Sometimes you come across information that stops you in your tracks. Such it is with this story about Mac Conner. He is one of the pillars of the modern world of illustration and deserves to be recognized. Here’s some video and a story from Newsworks.
McCauley “Mac” Conner worked as an illustrator during Madison Avenue’s 1950’s heyday, drawing pictures for both advertising and book covers from to romance and crime fiction.
If you’re familiar with HBO’s depiction of the world of advertising ‘Mad Men,’ then you know the era and culture Conner worked in. “Mac Conner was an original mad man in the sense that he worked in advertising and also in illustrations for magazine fiction,” said Mary Holahan, curator of illustration for the Delaware Art Museum.
But don’t call Mac Conner a commercial artist though. “I never liked the word commercial art, I was an illustrator.”
He always drew for a commercial, realist point of view. “My point of view was the way I lived, I never went in for crazy hats and stuff.”
Norman Rockwell was a big influence on his work. “Inspired by his sense of humor and plus his painting of course, he was a great painter.”
Like Rockwell, Mac even landed his work on the cover of The Saturday Evening Post. But his work goes far and beyond that milestone.
The exhibit on display in Wilmington covers not just his advertising work, but also his fiction work. The work itself has an almost photographic quality to it. My favorite works were the crime noir illustrations. From the colors to the composition of the pieces these works really jumped out at me.

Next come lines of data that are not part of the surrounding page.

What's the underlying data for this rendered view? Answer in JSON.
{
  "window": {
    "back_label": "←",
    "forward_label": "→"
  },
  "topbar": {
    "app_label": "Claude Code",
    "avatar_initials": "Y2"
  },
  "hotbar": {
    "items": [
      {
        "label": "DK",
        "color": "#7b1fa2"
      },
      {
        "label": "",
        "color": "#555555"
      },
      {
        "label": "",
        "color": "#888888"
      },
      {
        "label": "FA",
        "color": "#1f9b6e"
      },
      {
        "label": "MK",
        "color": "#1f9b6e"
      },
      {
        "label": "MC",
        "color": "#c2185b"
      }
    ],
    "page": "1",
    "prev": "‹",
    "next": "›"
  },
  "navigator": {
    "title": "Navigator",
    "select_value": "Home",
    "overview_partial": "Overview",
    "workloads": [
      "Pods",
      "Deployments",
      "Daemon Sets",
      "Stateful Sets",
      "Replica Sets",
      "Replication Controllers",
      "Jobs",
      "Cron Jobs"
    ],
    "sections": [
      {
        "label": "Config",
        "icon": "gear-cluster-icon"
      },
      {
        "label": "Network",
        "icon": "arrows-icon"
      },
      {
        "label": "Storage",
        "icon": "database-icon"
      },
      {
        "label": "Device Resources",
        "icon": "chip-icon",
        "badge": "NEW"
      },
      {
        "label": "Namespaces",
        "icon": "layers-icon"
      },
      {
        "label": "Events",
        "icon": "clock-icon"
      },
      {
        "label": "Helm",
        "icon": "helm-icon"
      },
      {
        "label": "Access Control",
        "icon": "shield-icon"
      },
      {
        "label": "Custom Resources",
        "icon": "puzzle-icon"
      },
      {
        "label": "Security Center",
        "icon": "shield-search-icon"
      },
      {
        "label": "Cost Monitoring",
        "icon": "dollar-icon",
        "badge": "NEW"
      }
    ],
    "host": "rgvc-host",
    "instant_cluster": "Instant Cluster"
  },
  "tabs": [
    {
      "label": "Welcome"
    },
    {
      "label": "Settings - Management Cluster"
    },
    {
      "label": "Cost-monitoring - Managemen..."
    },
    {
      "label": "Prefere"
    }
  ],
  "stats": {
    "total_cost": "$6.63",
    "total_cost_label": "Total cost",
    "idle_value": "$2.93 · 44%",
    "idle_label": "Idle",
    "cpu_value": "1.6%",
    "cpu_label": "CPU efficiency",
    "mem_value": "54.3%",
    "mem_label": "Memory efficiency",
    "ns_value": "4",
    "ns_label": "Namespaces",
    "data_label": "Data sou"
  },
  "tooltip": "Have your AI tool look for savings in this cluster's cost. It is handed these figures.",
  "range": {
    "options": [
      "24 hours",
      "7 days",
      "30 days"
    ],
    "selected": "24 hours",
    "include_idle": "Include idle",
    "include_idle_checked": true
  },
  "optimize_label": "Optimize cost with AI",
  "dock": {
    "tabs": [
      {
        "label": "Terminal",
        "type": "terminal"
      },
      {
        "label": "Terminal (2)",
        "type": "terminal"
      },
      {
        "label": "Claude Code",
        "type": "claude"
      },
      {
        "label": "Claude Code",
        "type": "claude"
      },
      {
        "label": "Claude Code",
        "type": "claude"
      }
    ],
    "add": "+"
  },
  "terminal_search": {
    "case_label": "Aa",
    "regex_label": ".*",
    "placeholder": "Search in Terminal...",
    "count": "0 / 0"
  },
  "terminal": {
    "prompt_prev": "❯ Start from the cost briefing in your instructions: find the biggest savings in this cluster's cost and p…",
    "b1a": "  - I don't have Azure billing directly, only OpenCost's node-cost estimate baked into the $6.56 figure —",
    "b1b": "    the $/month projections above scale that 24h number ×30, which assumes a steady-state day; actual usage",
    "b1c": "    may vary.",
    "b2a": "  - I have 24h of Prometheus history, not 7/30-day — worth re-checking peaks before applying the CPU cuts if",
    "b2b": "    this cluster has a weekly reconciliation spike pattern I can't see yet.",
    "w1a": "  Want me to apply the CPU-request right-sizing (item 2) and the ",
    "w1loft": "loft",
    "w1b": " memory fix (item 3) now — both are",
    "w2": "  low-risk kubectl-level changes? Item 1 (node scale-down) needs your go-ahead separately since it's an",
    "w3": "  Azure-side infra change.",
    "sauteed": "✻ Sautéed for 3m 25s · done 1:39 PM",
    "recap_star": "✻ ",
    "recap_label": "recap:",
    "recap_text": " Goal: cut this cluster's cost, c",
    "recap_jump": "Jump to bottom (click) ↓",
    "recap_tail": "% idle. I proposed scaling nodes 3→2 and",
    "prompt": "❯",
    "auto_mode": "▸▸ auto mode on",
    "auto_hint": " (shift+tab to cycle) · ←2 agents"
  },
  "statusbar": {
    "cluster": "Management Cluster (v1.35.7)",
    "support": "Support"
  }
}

In fact, color was one of Mac’s trademarks. “Colors are probably the things that attract people the most. It’s very dramatic, it was an important part of his design sense,” Holahan said.

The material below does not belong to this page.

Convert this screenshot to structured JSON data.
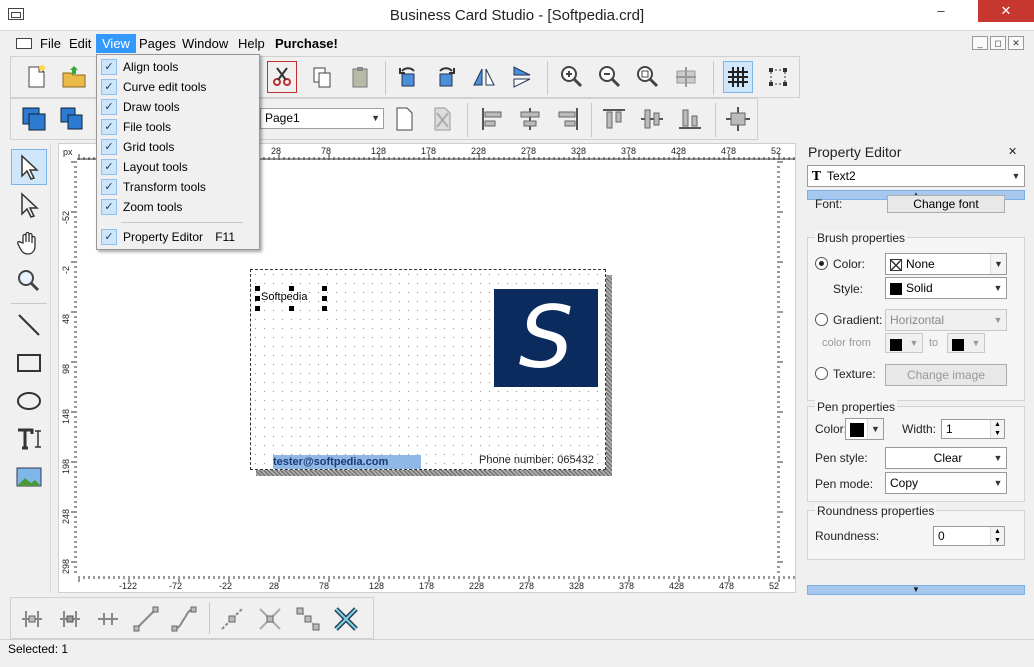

Even more than the color for me was some of the things depicted in the illustrations, gunshots, blood trickling out of a wound, smoking. Yes smoking! Remember the days of flipping through a magazine and seeing people smoking? It was everywhere, billboards and television commercials, even TV shows. It was almost jarring to see the smoking in Mac’s work as I hadn’t seen it in that context since I was a boy.
If you are of a certain age you will definitely get that sense of nostalgia from Mac’s work, but they don’t seem dated. “When we look at them now, we recognize they are from another period, but the color and the composition and all the design elements comprise works of art that speak to us today,” Holahan said.
Wilmington, Delaware is of course the home of illustration through the work of Howard Pyle and his school atteneded by famous students like Frank Schoonover and N.C. Wyeth as well as others. That’s a big reason why the museum feels it is important to host an exhibit like this. “There are compelling reasons for people to value this work because its beautiful but also because its part of a historic tradition,” Holahan said.
This exhibit also afforded me the pleasure of getting to talk to Mac about his work and life. “Certainly its the first experience that I’ve had with an artist of this age whose looking back at work that he did such a long time ago,” Mary said.
For Mac, it’s a joy to see his work front and center for a new generation to view, “Its good to know its still around, it’s good for the ego of course.”
“I look around and see what you’ve accomplished over the years. I can’t even draw a line now, I can’t even draw a line and I look at this stuff and I say how the hell did that guy do it.”
I don’t know how Mac made this body of wonderful and beautiful work, I’m just glad he did, and that I got to experience it with him, if only for a little while.